Component data from apps and pages
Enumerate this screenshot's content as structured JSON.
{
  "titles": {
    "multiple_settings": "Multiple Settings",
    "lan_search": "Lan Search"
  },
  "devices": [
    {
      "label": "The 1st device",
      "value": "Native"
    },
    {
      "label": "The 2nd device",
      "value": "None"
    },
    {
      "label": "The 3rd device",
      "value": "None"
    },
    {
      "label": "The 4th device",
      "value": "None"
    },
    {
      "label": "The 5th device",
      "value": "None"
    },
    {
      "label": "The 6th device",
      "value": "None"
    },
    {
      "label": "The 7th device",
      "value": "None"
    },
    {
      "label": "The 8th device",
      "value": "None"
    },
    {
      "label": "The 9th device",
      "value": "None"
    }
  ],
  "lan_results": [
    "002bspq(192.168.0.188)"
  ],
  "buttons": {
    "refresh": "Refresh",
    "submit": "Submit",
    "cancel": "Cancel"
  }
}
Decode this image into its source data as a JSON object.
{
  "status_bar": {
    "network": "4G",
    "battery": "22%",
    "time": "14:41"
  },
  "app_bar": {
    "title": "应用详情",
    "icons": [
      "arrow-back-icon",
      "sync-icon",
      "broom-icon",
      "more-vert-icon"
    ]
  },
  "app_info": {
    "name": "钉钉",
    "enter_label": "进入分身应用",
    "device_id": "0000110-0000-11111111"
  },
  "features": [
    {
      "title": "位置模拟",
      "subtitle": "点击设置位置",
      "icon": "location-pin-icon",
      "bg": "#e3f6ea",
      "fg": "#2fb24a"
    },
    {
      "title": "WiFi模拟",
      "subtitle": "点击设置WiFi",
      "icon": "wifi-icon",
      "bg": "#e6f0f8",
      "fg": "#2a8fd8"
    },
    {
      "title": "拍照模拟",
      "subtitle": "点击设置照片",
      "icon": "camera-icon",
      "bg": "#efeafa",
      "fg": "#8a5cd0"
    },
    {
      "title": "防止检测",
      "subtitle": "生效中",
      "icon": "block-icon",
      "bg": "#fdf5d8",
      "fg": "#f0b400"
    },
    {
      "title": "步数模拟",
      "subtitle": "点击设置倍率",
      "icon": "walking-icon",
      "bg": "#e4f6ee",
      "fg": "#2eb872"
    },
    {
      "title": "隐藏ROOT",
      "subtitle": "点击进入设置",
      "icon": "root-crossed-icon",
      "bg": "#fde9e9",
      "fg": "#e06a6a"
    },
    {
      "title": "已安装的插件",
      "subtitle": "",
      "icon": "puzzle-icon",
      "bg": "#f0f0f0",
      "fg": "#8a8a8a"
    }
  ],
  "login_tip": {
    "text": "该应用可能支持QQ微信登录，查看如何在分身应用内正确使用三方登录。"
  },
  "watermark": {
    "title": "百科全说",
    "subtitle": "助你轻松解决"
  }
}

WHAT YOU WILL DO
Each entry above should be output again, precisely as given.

EXERCISE RESPONSE
Enumerate this screenshot's content as structured JSON.
{
  "titles": {
    "multiple_settings": "Multiple Settings",
    "lan_search": "Lan Search"
  },
  "devices": [
    {
      "label": "The 1st device",
      "value": "Native"
    },
    {
      "label": "The 2nd device",
      "value": "None"
    },
    {
      "label": "The 3rd device",
      "value": "None"
    },
    {
      "label": "The 4th device",
      "value": "None"
    },
    {
      "label": "The 5th device",
      "value": "None"
    },
    {
      "label": "The 6th device",
      "value": "None"
    },
    {
      "label": "The 7th device",
      "value": "None"
    },
    {
      "label": "The 8th device",
      "value": "None"
    },
    {
      "label": "The 9th device",
      "value": "None"
    }
  ],
  "lan_results": [
    "002bspq(192.168.0.188)"
  ],
  "buttons": {
    "refresh": "Refresh",
    "submit": "Submit",
    "cancel": "Cancel"
  }
}
Decode this image into its source data as a JSON object.
{
  "status_bar": {
    "network": "4G",
    "battery": "22%",
    "time": "14:41"
  },
  "app_bar": {
    "title": "应用详情",
    "icons": [
      "arrow-back-icon",
      "sync-icon",
      "broom-icon",
      "more-vert-icon"
    ]
  },
  "app_info": {
    "name": "钉钉",
    "enter_label": "进入分身应用",
    "device_id": "0000110-0000-11111111"
  },
  "features": [
    {
      "title": "位置模拟",
      "subtitle": "点击设置位置",
      "icon": "location-pin-icon",
      "bg": "#e3f6ea",
      "fg": "#2fb24a"
    },
    {
      "title": "WiFi模拟",
      "subtitle": "点击设置WiFi",
      "icon": "wifi-icon",
      "bg": "#e6f0f8",
      "fg": "#2a8fd8"
    },
    {
      "title": "拍照模拟",
      "subtitle": "点击设置照片",
      "icon": "camera-icon",
      "bg": "#efeafa",
      "fg": "#8a5cd0"
    },
    {
      "title": "防止检测",
      "subtitle": "生效中",
      "icon": "block-icon",
      "bg": "#fdf5d8",
      "fg": "#f0b400"
    },
    {
      "title": "步数模拟",
      "subtitle": "点击设置倍率",
      "icon": "walking-icon",
      "bg": "#e4f6ee",
      "fg": "#2eb872"
    },
    {
      "title": "隐藏ROOT",
      "subtitle": "点击进入设置",
      "icon": "root-crossed-icon",
      "bg": "#fde9e9",
      "fg": "#e06a6a"
    },
    {
      "title": "已安装的插件",
      "subtitle": "",
      "icon": "puzzle-icon",
      "bg": "#f0f0f0",
      "fg": "#8a8a8a"
    }
  ],
  "login_tip": {
    "text": "该应用可能支持QQ微信登录，查看如何在分身应用内正确使用三方登录。"
  },
  "watermark": {
    "title": "百科全说",
    "subtitle": "助你轻松解决"
  }
}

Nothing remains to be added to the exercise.